Speaking to Neil Cavuto on Fox News’ “Your World,” William Isaac declared “there’s probably going to be more failures along the way.” He compared the present financial and political situation with what was endured in the 1970s.

He pointed towards Washington losing control of its fiscal responsibilities and monetary policies. This haphazard leadership, when combined with runaway inflation, creates a mixture that banks are “just not ready for.”


In the 1970s, some 5,000 thrift banks were shuttered. Now, there will be nowhere near that number in the near future, and one reason is that there are not even 5,000 banks remaining.

The U.S. currently has roughly 4,500 banks operating.

Federal regulators stepped in and shut down Silicon Valley Bank (SVB) last week after the institution reported a $1.8 billion loss and its stock price collapsed. 

On Sunday, the FDIC along with the Treasury Department and Federal Reserve announced that depositors who held accounts with SVB and Signature Bank will be able to recoup their funds. The second bank was collateral damage after panicked depositors made a run on its holdings.


Isaac told Cavuto that the damage is not over and that “we’ve got some cleanup to do.” He continued to harshly criticize the federal government for what he termed as “awful” fiscal policy.

The former FDIC chair explained that Washington pursued irresponsible policies for 20 years and was joined in ineptitude by the Fed. “We have to get the monetary policy in line with where it needs to be. If we do these things, we can get out of this with minimal damage.”

The aftershocks of SVB’s collapse continue to reverberate across the financial sector.
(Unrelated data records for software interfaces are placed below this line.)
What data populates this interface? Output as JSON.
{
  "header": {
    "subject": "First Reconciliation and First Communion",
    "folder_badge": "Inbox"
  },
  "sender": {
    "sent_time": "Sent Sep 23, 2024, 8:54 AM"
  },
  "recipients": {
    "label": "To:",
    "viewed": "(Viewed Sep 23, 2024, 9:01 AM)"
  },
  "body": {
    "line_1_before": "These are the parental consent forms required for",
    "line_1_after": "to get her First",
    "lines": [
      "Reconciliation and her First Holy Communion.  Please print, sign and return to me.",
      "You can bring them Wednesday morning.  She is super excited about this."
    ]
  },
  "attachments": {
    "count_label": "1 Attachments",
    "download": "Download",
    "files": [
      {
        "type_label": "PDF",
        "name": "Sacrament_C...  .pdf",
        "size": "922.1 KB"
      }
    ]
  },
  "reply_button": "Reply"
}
The institution held about $209 billion in assets when it was shuttered, making it the second-largest bank failure in U.S. history.

Its implosion is only topped by the 2008 financial crisis.

When doors and trading reopened on Monday, worldwide banks saw massive declines in their stock prices as investors scurried for safer ground. Further bank failures would be a troublesome sign for an economy already gripped with inflation and runaway government spending.